“We’ve gone from print to palm in just 10 years,” he said, “and by anybody’s definition, that’s a revolution. Paper subscriptions to newspapers and magazines are dropping, while digital subscriptions are growing. We’ve gone through a media earthquake in just the last 10 years, and it’s more than just the social media, I promise you,” Begleiter said.

Today, there are far fewer journalists covering the types of news that was Begleiter’s own stock in trade — the deeper dives into complicated subjects that affect the way nations relate to each other, and into national affairs as well. TV networks and newspapers are slashing their staffs, leaning more and more on pundits sitting around a table in Washington, D.C., discussing a subject, and less on reporters out in the field, gathering facts.

In Begleiter’s opinion, this type of news “reporting” does a disservice to viewers because they are less informed than they should be.

“We’ve set ourselves up to make decisions on the basis of uninformed voters in this country,” he said.

The new frontier of online journalism is not unlike the lawlessness of the Wild West, according to Begleiter, who said that a rise in “non-media players,” such as Breitbart News, is not conducive to an informed electorate.

“It’s not news,” he said, “…and what we’ve done is we’ve replaced journalism on the web with whatever anybody wants to say. I’m all in favor of free speech, but it’s not journalism. It’s not the kind of media you need to make the right kinds of decisions,” he said.

Begleiter said he believes “The press in the United States has become disengaged and minimized, and it might surprise you to know that I think that occurred long before Donald Trump became the president of the United States. This is not a new problem.”

Regardless of Trump’s attacks on mainstream media, his rise to power has actually benefited many of its outlets, Begleiter said, citing increases particularly in digital newspaper readership. In 2017, he said, the New York Times’ digital subscribers outnumbered its print subscribers for the first time.

While digital news offers a glimmer of hope to an industry struggling to find its footing in the ever-changing digital age, social media holds pitfalls, Begleiter said.

“There’s a dark side to the social media,” he said, citing, in particular, Russian intervention in the 2016 election. “It happened in so many ways that we didn’t notice happening in 2015, and we now are beginning to pick it apart. What are we doing about it? Honestly, I hope we’re doing something about it, but it’s not something you read about in the news media much.

He wondered aloud whether Delaware officials are checking the state’s election system to ensure that it can’t be hacked in ways that 21 other states experienced in 2016.

Wrapping up his 90-minute talk, Begleiter offered some thoughts on how the media might proceed in the coming years to bring some order to the current state of things on the information highway.

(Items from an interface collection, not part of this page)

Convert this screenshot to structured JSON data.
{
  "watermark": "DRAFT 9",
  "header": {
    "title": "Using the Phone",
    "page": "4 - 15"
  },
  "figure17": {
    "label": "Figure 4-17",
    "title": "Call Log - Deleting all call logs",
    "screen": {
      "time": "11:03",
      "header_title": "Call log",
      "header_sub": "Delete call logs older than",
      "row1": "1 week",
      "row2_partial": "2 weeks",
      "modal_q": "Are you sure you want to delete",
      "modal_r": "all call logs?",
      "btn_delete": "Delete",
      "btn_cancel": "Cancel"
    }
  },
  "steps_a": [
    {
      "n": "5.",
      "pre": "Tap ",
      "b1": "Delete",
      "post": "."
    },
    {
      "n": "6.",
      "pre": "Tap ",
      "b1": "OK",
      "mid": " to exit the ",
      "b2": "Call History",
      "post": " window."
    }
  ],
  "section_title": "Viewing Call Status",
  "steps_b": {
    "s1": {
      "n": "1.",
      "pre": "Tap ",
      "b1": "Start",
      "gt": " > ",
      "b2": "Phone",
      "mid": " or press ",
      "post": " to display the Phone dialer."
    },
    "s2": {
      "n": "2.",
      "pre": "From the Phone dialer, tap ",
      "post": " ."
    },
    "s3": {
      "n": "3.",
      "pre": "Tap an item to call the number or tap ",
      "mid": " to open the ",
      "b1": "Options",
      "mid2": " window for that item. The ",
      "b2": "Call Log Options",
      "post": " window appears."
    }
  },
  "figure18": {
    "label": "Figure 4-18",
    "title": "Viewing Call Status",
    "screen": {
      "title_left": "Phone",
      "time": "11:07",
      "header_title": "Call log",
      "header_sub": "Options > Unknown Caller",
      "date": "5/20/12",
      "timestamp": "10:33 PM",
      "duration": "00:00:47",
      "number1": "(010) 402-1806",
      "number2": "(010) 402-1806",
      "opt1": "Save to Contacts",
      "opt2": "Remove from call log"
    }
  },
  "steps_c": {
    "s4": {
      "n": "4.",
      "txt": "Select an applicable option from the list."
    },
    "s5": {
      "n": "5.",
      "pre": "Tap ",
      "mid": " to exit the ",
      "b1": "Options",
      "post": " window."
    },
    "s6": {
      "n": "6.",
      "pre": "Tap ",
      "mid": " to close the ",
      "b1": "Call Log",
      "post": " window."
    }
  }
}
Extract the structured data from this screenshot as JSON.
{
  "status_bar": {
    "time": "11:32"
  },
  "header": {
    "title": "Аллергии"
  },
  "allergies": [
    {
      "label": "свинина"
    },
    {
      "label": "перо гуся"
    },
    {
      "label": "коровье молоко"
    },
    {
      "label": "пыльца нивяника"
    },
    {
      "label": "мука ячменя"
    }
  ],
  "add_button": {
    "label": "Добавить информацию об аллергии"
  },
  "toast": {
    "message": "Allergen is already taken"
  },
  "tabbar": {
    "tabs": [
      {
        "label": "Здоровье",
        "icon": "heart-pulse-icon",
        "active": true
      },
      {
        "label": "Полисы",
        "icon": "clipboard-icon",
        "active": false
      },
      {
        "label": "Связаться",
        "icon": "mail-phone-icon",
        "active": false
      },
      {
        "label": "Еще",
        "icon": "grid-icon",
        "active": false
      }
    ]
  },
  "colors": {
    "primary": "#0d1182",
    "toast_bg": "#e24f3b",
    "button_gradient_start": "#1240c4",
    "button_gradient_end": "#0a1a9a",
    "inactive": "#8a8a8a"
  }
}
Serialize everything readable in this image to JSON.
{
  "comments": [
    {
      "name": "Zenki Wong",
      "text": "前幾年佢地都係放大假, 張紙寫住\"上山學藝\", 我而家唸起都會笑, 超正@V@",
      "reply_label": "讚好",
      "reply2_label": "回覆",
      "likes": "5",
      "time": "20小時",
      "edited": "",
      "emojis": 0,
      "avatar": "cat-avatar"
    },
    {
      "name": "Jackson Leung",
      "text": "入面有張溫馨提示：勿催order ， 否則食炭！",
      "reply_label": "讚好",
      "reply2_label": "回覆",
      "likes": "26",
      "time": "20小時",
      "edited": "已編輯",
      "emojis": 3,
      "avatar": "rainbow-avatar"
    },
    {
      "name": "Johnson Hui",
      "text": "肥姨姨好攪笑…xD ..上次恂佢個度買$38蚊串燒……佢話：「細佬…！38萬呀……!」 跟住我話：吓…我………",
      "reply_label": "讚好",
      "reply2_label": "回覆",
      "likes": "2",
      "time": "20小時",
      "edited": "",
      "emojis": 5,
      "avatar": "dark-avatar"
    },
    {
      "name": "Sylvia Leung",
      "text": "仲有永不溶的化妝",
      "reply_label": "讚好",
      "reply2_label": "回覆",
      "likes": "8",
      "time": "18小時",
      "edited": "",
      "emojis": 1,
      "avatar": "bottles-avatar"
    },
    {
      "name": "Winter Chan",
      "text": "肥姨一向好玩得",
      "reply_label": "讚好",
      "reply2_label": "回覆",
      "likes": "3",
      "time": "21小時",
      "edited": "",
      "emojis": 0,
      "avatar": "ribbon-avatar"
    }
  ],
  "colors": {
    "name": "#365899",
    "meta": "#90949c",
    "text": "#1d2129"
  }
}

“I think the news media are vital to a successful democracy in the United States,” he said. “The Founding Fathers thought so, and we have thought so for 200 or 300 years, and I think it’s still the case. So, in my view, fixing the problems with the media in this country should be a high priority.”

One thought Begleiter had regarding social media involves tweaking its current system where users can “like” certain posts.

“Instead of liking,” he said, “why not click whether you trust it or you don’t trust it? And then… if it’s more trusted, it would get wider distribution,” he said.

Another thought: “Maybe require social media journalists to behave like journalists — with editors, with ethics, with standards,” he said. “We know how to do this stuff. It exists; we can just adopt it.”

Begleiter, ever the newsman, then suggested that social media adopt more of a journalistic attitude. Among the steps he suggested: “Get rid of anonymity on social posting.” Also, “Get rid of people who are just venting… That’s not helpful. We need information, we don’t need emotion.”

Finally, Begleiter called for more delineation between opinion and news.

“Stop calling things that aren’t news news,” he said. “If we’re going to devalue the importance and significance of news, one way to do it is to call everything that anyone blurts out news.”